Reproduce every entry below precisely; do not include the pictures.

Start of Data for processing

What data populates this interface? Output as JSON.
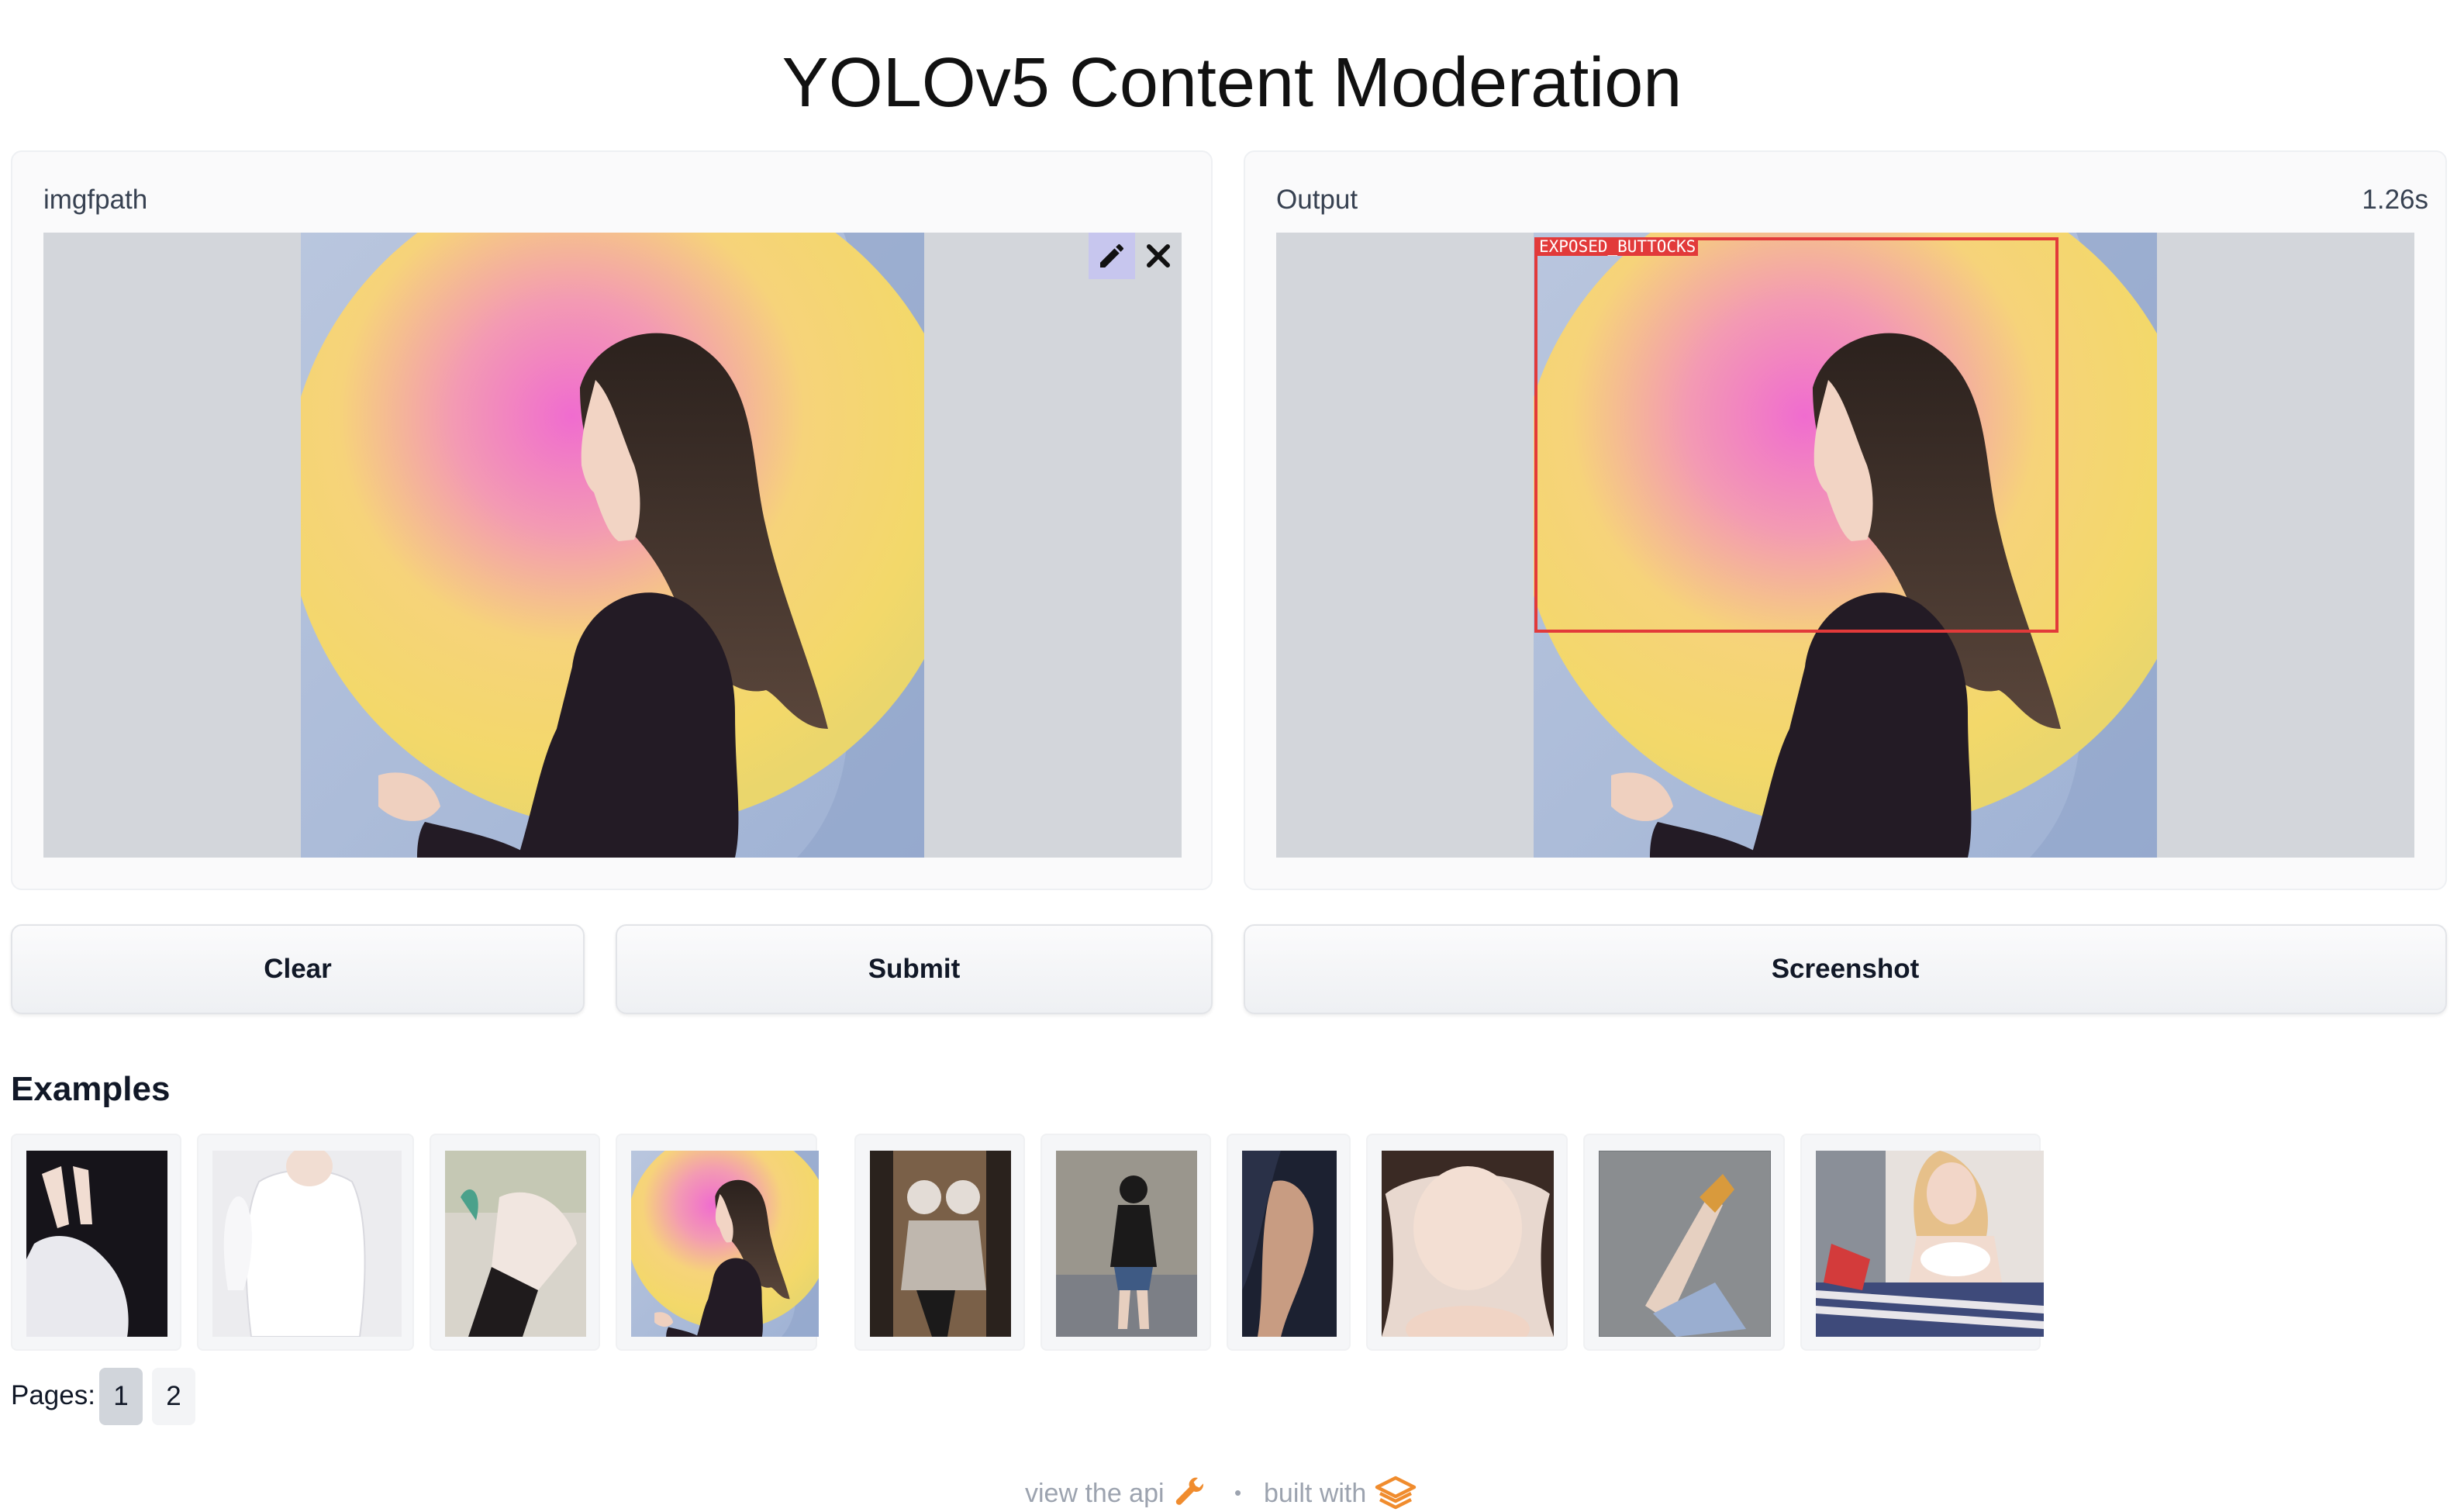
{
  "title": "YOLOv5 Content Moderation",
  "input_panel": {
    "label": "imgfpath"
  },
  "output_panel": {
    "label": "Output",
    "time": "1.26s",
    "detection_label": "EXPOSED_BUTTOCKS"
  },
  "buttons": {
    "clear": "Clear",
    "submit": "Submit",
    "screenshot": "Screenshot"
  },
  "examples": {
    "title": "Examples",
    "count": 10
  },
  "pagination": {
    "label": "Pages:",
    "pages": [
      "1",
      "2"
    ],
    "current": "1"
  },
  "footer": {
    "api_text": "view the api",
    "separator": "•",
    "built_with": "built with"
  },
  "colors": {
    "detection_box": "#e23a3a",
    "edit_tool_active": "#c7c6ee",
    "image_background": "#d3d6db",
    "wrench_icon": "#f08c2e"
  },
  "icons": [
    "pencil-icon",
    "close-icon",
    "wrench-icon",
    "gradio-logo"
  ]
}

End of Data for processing

**The completed task:**
What data populates this interface? Output as JSON.
{
  "title": "YOLOv5 Content Moderation",
  "input_panel": {
    "label": "imgfpath"
  },
  "output_panel": {
    "label": "Output",
    "time": "1.26s",
    "detection_label": "EXPOSED_BUTTOCKS"
  },
  "buttons": {
    "clear": "Clear",
    "submit": "Submit",
    "screenshot": "Screenshot"
  },
  "examples": {
    "title": "Examples",
    "count": 10
  },
  "pagination": {
    "label": "Pages:",
    "pages": [
      "1",
      "2"
    ],
    "current": "1"
  },
  "footer": {
    "api_text": "view the api",
    "separator": "•",
    "built_with": "built with"
  },
  "colors": {
    "detection_box": "#e23a3a",
    "edit_tool_active": "#c7c6ee",
    "image_background": "#d3d6db",
    "wrench_icon": "#f08c2e"
  },
  "icons": [
    "pencil-icon",
    "close-icon",
    "wrench-icon",
    "gradio-logo"
  ]
}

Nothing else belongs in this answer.